It’s all part of buying into that same illusion of a childhood magic trick. Despite the details of allegiance, culture or environment, the base mold of a person capable of using violence against another for whatever reason is similar. Every soldier has their justifications. The police feel entitled because their violence is sanctioned and they operate with immunity, even when they kill unarmed people. The military goes into foreign countries with a license to kill because politicians gave them permission. I grew up believing I had a right to defend myself and didn’t ask for permission because I wasn’t the only one with a gun on the streets.
The question becomes how we view the righteousness of the purpose. I’m not trying to justify violence or discredit law or military enforcement; I’m merely looking for solidarity with this soldier.
When I was young, life was a river I was barreled down in a boat I didn’t buy, with people I didn’t choose, seeing banks I didn’t feel I had access to. I wonder about people who are born into law enforcement or military families or soldiers across continents who are birthed in warzones. Aren’t they operating from similar ideologies? Isn’t the spirit of the things we do more universal and not as black and white as a right or wrong based on a government’s permission?

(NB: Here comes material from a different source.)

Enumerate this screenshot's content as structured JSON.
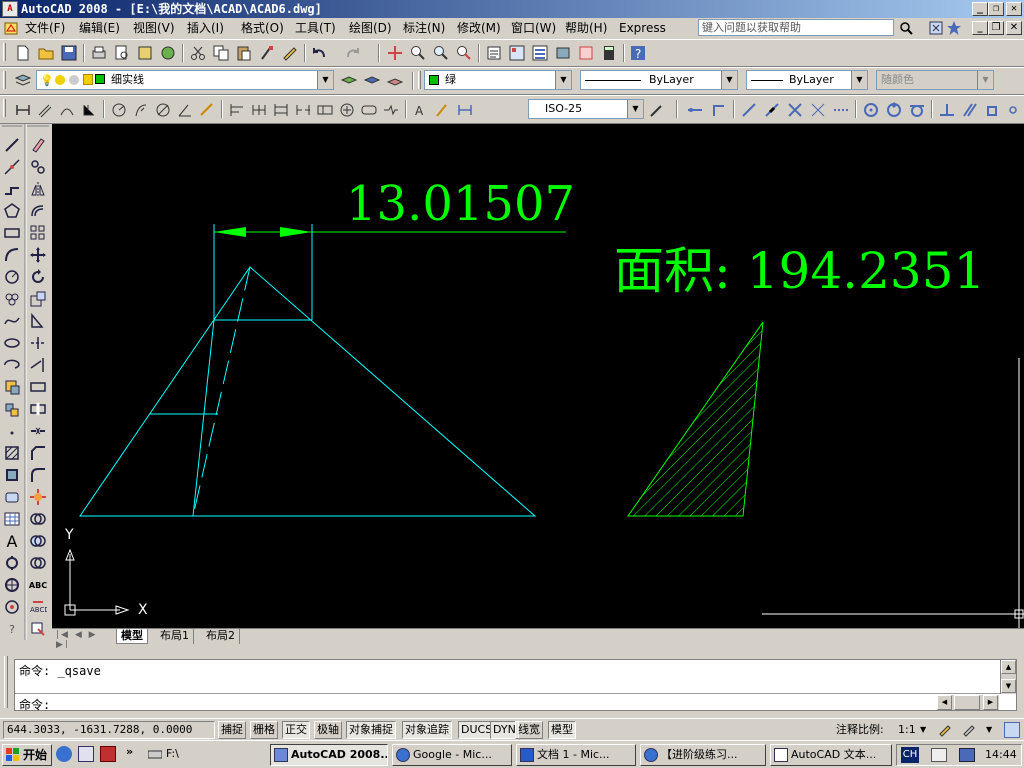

I know we got a few irons in the fire, but I meant to ask you more about the enlightenment you experienced on that beach. I’ve been struggling with depression my whole life and have recently felt more at peace than ever before. Do you think art, purpose, and maybe fine-tuning craft could somehow help to re-wire our brains and turn these shadowed elements into a function as opposed to seeing them as an illness or dysfunction? I can’t even imagine who I’d be without my ability to see in my dark — all the beauty I’ve discovered!
Okay my friend, stay enveloped in love & blessings. I am so thankful for you.